Segment Start: Raw data
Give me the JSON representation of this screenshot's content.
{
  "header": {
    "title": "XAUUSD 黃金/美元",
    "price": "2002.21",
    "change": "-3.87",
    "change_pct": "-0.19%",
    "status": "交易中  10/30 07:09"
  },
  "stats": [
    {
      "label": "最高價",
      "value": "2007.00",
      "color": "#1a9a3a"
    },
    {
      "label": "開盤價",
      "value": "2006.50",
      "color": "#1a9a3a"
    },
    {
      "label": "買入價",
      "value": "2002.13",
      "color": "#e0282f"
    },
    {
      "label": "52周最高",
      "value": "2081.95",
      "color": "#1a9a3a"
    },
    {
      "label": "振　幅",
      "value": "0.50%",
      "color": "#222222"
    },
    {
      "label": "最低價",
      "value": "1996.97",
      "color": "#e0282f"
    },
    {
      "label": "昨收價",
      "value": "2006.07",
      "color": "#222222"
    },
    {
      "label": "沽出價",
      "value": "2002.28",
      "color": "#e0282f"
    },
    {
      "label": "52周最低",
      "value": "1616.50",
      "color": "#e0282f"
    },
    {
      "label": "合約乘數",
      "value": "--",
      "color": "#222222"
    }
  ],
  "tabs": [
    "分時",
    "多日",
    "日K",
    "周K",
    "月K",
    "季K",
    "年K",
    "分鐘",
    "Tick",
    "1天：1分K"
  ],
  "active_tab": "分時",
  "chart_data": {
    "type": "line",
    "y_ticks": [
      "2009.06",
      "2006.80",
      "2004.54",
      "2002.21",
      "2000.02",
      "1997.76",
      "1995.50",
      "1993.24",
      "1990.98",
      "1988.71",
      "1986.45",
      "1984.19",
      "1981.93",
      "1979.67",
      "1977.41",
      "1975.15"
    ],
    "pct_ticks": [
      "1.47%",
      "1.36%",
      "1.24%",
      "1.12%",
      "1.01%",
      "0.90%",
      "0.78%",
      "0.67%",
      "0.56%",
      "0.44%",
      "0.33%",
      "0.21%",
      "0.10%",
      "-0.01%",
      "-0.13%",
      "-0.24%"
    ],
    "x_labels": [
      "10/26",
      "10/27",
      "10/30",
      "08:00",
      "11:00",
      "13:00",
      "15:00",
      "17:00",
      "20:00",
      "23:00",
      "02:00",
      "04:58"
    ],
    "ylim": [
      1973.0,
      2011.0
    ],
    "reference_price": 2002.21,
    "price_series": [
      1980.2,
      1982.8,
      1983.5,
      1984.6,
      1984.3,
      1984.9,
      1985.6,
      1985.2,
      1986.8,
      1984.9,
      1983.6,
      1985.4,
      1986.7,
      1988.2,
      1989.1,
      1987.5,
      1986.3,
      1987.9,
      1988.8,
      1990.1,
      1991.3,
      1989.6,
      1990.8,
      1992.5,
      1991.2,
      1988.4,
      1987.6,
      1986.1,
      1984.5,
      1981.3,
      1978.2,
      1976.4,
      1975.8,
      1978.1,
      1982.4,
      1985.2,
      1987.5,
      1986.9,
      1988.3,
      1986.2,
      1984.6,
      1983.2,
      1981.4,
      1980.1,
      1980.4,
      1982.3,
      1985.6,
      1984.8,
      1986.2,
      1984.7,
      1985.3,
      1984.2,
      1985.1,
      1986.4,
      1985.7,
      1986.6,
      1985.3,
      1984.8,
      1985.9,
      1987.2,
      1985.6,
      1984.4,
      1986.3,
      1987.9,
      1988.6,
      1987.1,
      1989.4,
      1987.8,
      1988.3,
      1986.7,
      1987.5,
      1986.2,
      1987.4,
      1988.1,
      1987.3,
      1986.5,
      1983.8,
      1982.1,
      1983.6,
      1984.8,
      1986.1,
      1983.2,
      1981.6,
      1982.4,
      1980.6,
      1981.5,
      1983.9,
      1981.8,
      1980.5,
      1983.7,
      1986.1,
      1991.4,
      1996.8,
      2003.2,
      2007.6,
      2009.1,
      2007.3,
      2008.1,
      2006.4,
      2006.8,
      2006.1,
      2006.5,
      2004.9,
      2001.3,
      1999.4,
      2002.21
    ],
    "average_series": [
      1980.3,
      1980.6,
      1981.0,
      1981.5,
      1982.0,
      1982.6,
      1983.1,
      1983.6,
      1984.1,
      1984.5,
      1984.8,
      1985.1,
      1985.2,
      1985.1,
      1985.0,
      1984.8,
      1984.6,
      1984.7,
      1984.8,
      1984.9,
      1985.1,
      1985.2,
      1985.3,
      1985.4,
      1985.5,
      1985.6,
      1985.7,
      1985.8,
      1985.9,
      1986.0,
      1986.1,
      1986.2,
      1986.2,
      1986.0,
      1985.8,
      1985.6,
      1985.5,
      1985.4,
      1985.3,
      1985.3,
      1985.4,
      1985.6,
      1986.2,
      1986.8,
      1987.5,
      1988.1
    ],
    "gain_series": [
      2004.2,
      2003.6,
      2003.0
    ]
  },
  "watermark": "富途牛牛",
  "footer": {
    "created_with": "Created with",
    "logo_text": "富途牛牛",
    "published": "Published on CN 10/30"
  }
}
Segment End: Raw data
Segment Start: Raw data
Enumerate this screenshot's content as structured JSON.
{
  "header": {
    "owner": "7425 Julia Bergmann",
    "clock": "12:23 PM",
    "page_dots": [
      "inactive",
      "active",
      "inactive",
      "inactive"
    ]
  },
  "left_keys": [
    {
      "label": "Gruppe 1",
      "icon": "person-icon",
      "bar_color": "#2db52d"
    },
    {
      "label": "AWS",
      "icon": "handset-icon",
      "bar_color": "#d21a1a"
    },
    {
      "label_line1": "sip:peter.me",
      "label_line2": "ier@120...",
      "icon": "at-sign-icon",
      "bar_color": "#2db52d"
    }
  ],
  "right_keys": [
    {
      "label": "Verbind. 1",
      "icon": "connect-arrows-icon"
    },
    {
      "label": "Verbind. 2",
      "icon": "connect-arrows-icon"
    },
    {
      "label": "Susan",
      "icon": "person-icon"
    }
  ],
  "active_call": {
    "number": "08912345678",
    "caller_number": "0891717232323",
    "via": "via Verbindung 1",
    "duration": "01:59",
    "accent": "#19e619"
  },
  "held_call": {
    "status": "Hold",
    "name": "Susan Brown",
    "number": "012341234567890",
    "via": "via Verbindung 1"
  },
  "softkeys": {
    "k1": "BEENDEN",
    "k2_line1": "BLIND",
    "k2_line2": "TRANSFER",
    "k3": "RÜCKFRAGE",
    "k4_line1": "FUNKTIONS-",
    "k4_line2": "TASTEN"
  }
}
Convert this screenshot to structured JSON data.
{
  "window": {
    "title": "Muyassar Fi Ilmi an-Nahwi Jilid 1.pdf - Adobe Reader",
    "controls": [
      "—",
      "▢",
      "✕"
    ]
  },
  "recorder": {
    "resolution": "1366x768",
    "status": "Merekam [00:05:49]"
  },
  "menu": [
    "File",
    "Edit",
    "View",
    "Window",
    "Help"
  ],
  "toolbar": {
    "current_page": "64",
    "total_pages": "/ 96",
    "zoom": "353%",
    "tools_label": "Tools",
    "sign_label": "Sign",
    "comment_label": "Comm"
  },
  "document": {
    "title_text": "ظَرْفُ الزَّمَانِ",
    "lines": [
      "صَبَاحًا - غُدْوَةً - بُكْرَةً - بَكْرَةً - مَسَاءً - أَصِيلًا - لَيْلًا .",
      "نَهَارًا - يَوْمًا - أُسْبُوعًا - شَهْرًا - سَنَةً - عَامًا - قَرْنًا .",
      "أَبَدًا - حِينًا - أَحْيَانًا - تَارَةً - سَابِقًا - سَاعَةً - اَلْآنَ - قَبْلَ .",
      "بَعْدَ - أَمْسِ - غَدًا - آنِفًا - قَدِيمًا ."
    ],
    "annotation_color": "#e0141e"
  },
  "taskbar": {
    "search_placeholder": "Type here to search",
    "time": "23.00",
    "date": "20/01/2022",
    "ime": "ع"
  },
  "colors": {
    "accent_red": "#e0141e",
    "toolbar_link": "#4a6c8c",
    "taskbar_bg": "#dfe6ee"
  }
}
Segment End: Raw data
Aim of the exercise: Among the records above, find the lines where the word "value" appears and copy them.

Output:
      "value": "2007.00",
      "value": "2006.50",
      "value": "2002.13",
      "value": "2081.95",
      "value": "0.50%",
      "value": "1996.97",
      "value": "2006.07",
      "value": "2002.28",
      "value": "1616.50",
      "value": "--",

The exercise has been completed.